Will Scott be blogging in his new job? Stay tuned.
I’m subscribed to the blogs of 18+ leaders (and adding more as I discover them).
Today, I tweeted five of their recent posts, ones that I think are instructive for those who are interested in the art of leadership blogging.
These weren’t retweets of their blog headlines. I tried to cram in a hint about why I judged each post to be instructive.
I’m experimenting with how to best format these tweets. By the time I did the 4th one, it occurred to me to include:
- The #Leadership hashtag at the beginning with the phrase ‘blog post’
- Their name/Twitter username and their title/position/organization
- The topic
- My take on why it’s a good example of leadership blogging
- A short URL that links to the blog post
Here are my tweets of today’s five leadership blog posts worth noting:
I’m not sure yet how often I’ll A) do this kind of tweeting; B) continue to blog the tweets.
Last night, the City of Eden Prairie held a retirement party for Police Chief Dan Carlson. Among the presenters/roasters were his fellow bloggers. (Click photos to enlarge.)
Left: City Manager Scott Neal (Dan and family in the background).
Center: New Police Chief Rob Reynolds (officially Deputy Chief for 3 more weeks)
Right: Fire Chief George Esbenson with a specially made radio shoe.
I’ve been working with Dan on the weblog/website for his new venture, Public Safety Ministries: Promoting Spiritual Fitness in the Public Safety Professions:
Just like with physical fitness, the pursuit of spiritual fitness requires regular participation in a personalized exercise program.
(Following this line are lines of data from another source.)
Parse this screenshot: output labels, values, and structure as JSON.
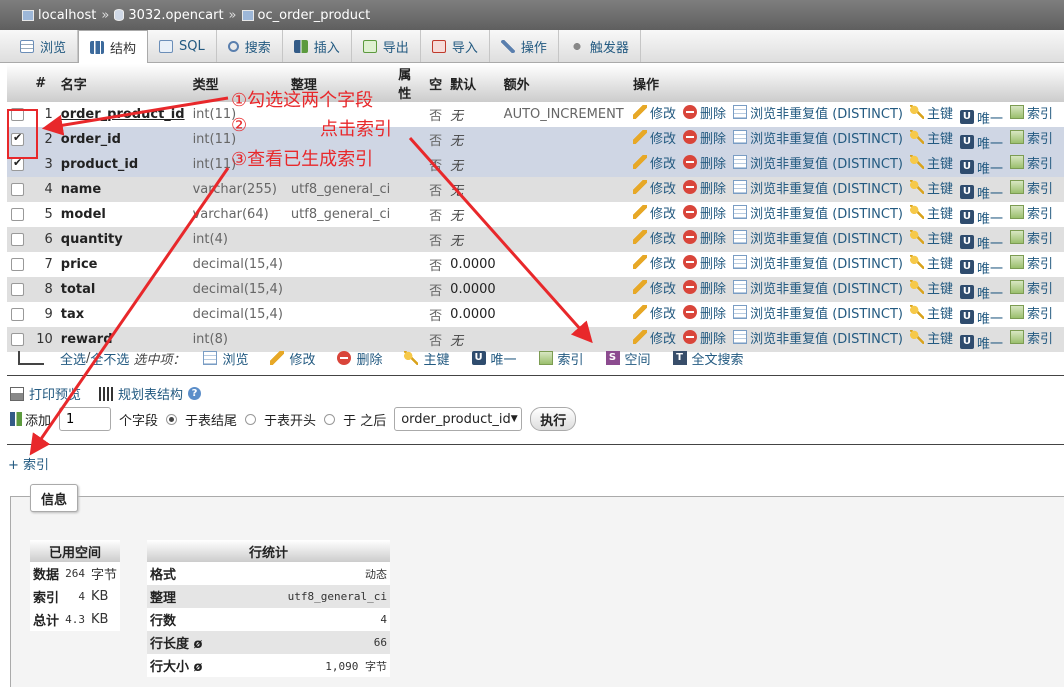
{
  "breadcrumb": [
    {
      "label": "localhost",
      "icon": "server-icon"
    },
    {
      "label": "3032.opencart",
      "icon": "database-icon"
    },
    {
      "label": "oc_order_product",
      "icon": "table-icon"
    }
  ],
  "breadcrumb_sep": "»",
  "tabs": [
    {
      "label": "浏览",
      "icon": "browse-icon",
      "active": false
    },
    {
      "label": "结构",
      "icon": "structure-icon",
      "active": true
    },
    {
      "label": "SQL",
      "icon": "sql-icon",
      "active": false
    },
    {
      "label": "搜索",
      "icon": "search-icon",
      "active": false
    },
    {
      "label": "插入",
      "icon": "insert-icon",
      "active": false
    },
    {
      "label": "导出",
      "icon": "export-icon",
      "active": false
    },
    {
      "label": "导入",
      "icon": "import-icon",
      "active": false
    },
    {
      "label": "操作",
      "icon": "wrench-icon",
      "active": false
    },
    {
      "label": "触发器",
      "icon": "trigger-icon",
      "active": false
    }
  ],
  "table": {
    "headers": {
      "num": "#",
      "name": "名字",
      "type": "类型",
      "collation": "整理",
      "attributes": "属性",
      "null": "空",
      "default": "默认",
      "extra": "额外",
      "action": "操作"
    },
    "actions": {
      "change": "修改",
      "drop": "删除",
      "distinct": "浏览非重复值 (DISTINCT)",
      "primary": "主键",
      "unique": "唯一",
      "index": "索引"
    },
    "rows": [
      {
        "num": "1",
        "name": "order_product_id",
        "type": "int(11)",
        "collation": "",
        "attributes": "",
        "null": "否",
        "default": "无",
        "extra": "AUTO_INCREMENT",
        "checked": false
      },
      {
        "num": "2",
        "name": "order_id",
        "type": "int(11)",
        "collation": "",
        "attributes": "",
        "null": "否",
        "default": "无",
        "extra": "",
        "checked": true
      },
      {
        "num": "3",
        "name": "product_id",
        "type": "int(11)",
        "collation": "",
        "attributes": "",
        "null": "否",
        "default": "无",
        "extra": "",
        "checked": true
      },
      {
        "num": "4",
        "name": "name",
        "type": "varchar(255)",
        "collation": "utf8_general_ci",
        "attributes": "",
        "null": "否",
        "default": "无",
        "extra": "",
        "checked": false
      },
      {
        "num": "5",
        "name": "model",
        "type": "varchar(64)",
        "collation": "utf8_general_ci",
        "attributes": "",
        "null": "否",
        "default": "无",
        "extra": "",
        "checked": false
      },
      {
        "num": "6",
        "name": "quantity",
        "type": "int(4)",
        "collation": "",
        "attributes": "",
        "null": "否",
        "default": "无",
        "extra": "",
        "checked": false
      },
      {
        "num": "7",
        "name": "price",
        "type": "decimal(15,4)",
        "collation": "",
        "attributes": "",
        "null": "否",
        "default": "0.0000",
        "extra": "",
        "checked": false
      },
      {
        "num": "8",
        "name": "total",
        "type": "decimal(15,4)",
        "collation": "",
        "attributes": "",
        "null": "否",
        "default": "0.0000",
        "extra": "",
        "checked": false
      },
      {
        "num": "9",
        "name": "tax",
        "type": "decimal(15,4)",
        "collation": "",
        "attributes": "",
        "null": "否",
        "default": "0.0000",
        "extra": "",
        "checked": false
      },
      {
        "num": "10",
        "name": "reward",
        "type": "int(8)",
        "collation": "",
        "attributes": "",
        "null": "否",
        "default": "无",
        "extra": "",
        "checked": false
      }
    ]
  },
  "bulk": {
    "select_all": "全选",
    "separator": " / ",
    "unselect_all": "全不选",
    "with_selected": "选中项：",
    "actions": [
      "浏览",
      "修改",
      "删除",
      "主键",
      "唯一",
      "索引",
      "空间",
      "全文搜索"
    ]
  },
  "print_view": "打印预览",
  "propose_structure": "规划表结构",
  "add_row": {
    "add_label": "添加",
    "count": "1",
    "fields_label": "个字段",
    "end_label": "于表结尾",
    "begin_label": "于表开头",
    "after_label": "于 之后",
    "after_field": "order_product_id",
    "go": "执行"
  },
  "index_link": "+ 索引",
  "info": {
    "legend": "信息",
    "space_header": "已用空间",
    "space_rows": [
      {
        "label": "数据",
        "value": "264",
        "unit": "字节"
      },
      {
        "label": "索引",
        "value": "4",
        "unit": "KB"
      },
      {
        "label": "总计",
        "value": "4.3",
        "unit": "KB"
      }
    ],
    "stats_header": "行统计",
    "stats_rows": [
      {
        "label": "格式",
        "value": "动态"
      },
      {
        "label": "整理",
        "value": "utf8_general_ci"
      },
      {
        "label": "行数",
        "value": "4"
      },
      {
        "label": "行长度 ø",
        "value": "66"
      },
      {
        "label": "行大小 ø",
        "value": "1,090 字节"
      }
    ]
  },
  "annotations": {
    "step1": "①勾选这两个字段",
    "step2": "②",
    "step2b": "点击索引",
    "step3": "③查看已生成索引",
    "color": "#e8282b"
  }
}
The objective of this site is to create a virtual spiritual fitness center or a gym for the soul. We’re hoping that you visit the gym regularly and can find some exercises that fit your personal spiritual fitness needs.